Your answer must be an exact copy of the entries below, with no pictures in it.

◆ **Entries taken from a collection**
/---

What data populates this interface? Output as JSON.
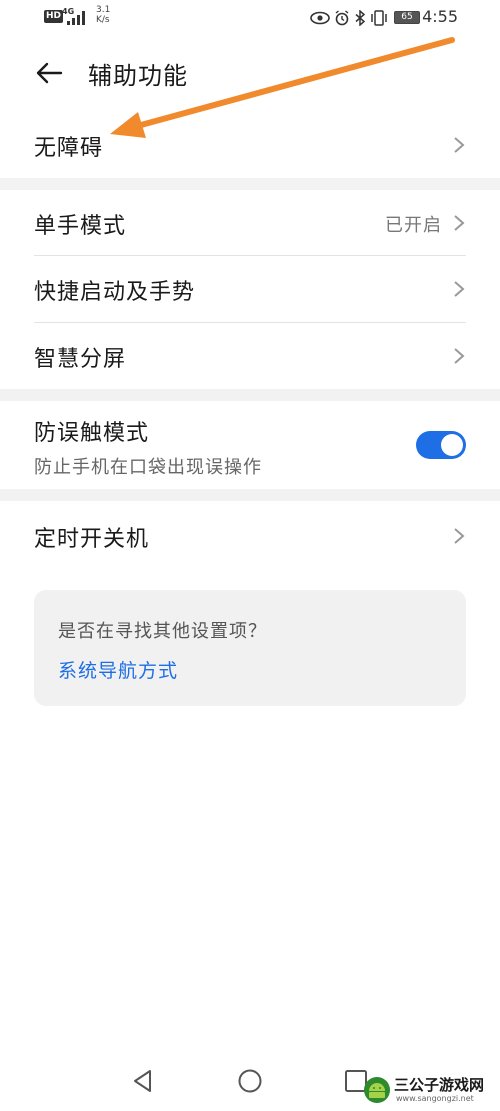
{
  "status_bar": {
    "hd": "HD",
    "network": "4G",
    "speed_value": "3.1",
    "speed_unit": "K/s",
    "battery": "65",
    "time": "4:55",
    "icons": [
      "eye-icon",
      "alarm-icon",
      "bluetooth-icon",
      "vibrate-icon"
    ]
  },
  "header": {
    "title": "辅助功能"
  },
  "settings": {
    "accessibility": "无障碍",
    "one_hand_mode": "单手模式",
    "one_hand_mode_value": "已开启",
    "quick_launch": "快捷启动及手势",
    "smart_split": "智慧分屏",
    "anti_touch": "防误触模式",
    "anti_touch_desc": "防止手机在口袋出现误操作",
    "anti_touch_enabled": true,
    "scheduled_power": "定时开关机"
  },
  "suggestion": {
    "question": "是否在寻找其他设置项？",
    "link": "系统导航方式"
  },
  "nav": {
    "icons": [
      "back-triangle-icon",
      "home-circle-icon",
      "recent-square-icon"
    ]
  },
  "watermark": {
    "title": "三公子游戏网",
    "url": "www.sangongzi.net"
  },
  "colors": {
    "accent": "#1e6ee6",
    "annotation_arrow": "#f08a2c",
    "section_gap": "#f2f2f2"
  }
}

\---

◆ **Response area**
What data populates this interface? Output as JSON.
{
  "status_bar": {
    "hd": "HD",
    "network": "4G",
    "speed_value": "3.1",
    "speed_unit": "K/s",
    "battery": "65",
    "time": "4:55",
    "icons": [
      "eye-icon",
      "alarm-icon",
      "bluetooth-icon",
      "vibrate-icon"
    ]
  },
  "header": {
    "title": "辅助功能"
  },
  "settings": {
    "accessibility": "无障碍",
    "one_hand_mode": "单手模式",
    "one_hand_mode_value": "已开启",
    "quick_launch": "快捷启动及手势",
    "smart_split": "智慧分屏",
    "anti_touch": "防误触模式",
    "anti_touch_desc": "防止手机在口袋出现误操作",
    "anti_touch_enabled": true,
    "scheduled_power": "定时开关机"
  },
  "suggestion": {
    "question": "是否在寻找其他设置项？",
    "link": "系统导航方式"
  },
  "nav": {
    "icons": [
      "back-triangle-icon",
      "home-circle-icon",
      "recent-square-icon"
    ]
  },
  "watermark": {
    "title": "三公子游戏网",
    "url": "www.sangongzi.net"
  },
  "colors": {
    "accent": "#1e6ee6",
    "annotation_arrow": "#f08a2c",
    "section_gap": "#f2f2f2"
  }
}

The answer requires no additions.